This exercise asks for every record to be output again exactly.

▶ [INFORMATION PROVIDED]
◇ ◇ ◇ ◇ ◇ ◇ ◇
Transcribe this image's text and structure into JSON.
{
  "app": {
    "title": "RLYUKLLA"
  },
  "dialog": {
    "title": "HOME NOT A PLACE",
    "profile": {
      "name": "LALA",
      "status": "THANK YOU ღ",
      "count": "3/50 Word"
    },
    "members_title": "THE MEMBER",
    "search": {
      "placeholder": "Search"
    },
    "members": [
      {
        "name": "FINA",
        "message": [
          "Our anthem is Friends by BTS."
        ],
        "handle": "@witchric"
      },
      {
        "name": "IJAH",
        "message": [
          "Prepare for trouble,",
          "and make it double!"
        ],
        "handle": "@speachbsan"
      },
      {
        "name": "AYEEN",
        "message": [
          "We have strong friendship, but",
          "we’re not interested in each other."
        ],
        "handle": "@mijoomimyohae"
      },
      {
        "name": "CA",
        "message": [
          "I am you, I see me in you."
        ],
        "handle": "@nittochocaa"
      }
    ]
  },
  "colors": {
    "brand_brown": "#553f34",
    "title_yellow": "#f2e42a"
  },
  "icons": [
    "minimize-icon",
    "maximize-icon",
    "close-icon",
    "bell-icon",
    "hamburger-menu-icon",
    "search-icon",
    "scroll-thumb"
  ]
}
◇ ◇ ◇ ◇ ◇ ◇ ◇
▶ [TASK OUTPUT]
Transcribe this image's text and structure into JSON.
{
  "app": {
    "title": "RLYUKLLA"
  },
  "dialog": {
    "title": "HOME NOT A PLACE",
    "profile": {
      "name": "LALA",
      "status": "THANK YOU ღ",
      "count": "3/50 Word"
    },
    "members_title": "THE MEMBER",
    "search": {
      "placeholder": "Search"
    },
    "members": [
      {
        "name": "FINA",
        "message": [
          "Our anthem is Friends by BTS."
        ],
        "handle": "@witchric"
      },
      {
        "name": "IJAH",
        "message": [
          "Prepare for trouble,",
          "and make it double!"
        ],
        "handle": "@speachbsan"
      },
      {
        "name": "AYEEN",
        "message": [
          "We have strong friendship, but",
          "we’re not interested in each other."
        ],
        "handle": "@mijoomimyohae"
      },
      {
        "name": "CA",
        "message": [
          "I am you, I see me in you."
        ],
        "handle": "@nittochocaa"
      }
    ]
  },
  "colors": {
    "brand_brown": "#553f34",
    "title_yellow": "#f2e42a"
  },
  "icons": [
    "minimize-icon",
    "maximize-icon",
    "close-icon",
    "bell-icon",
    "hamburger-menu-icon",
    "search-icon",
    "scroll-thumb"
  ]
}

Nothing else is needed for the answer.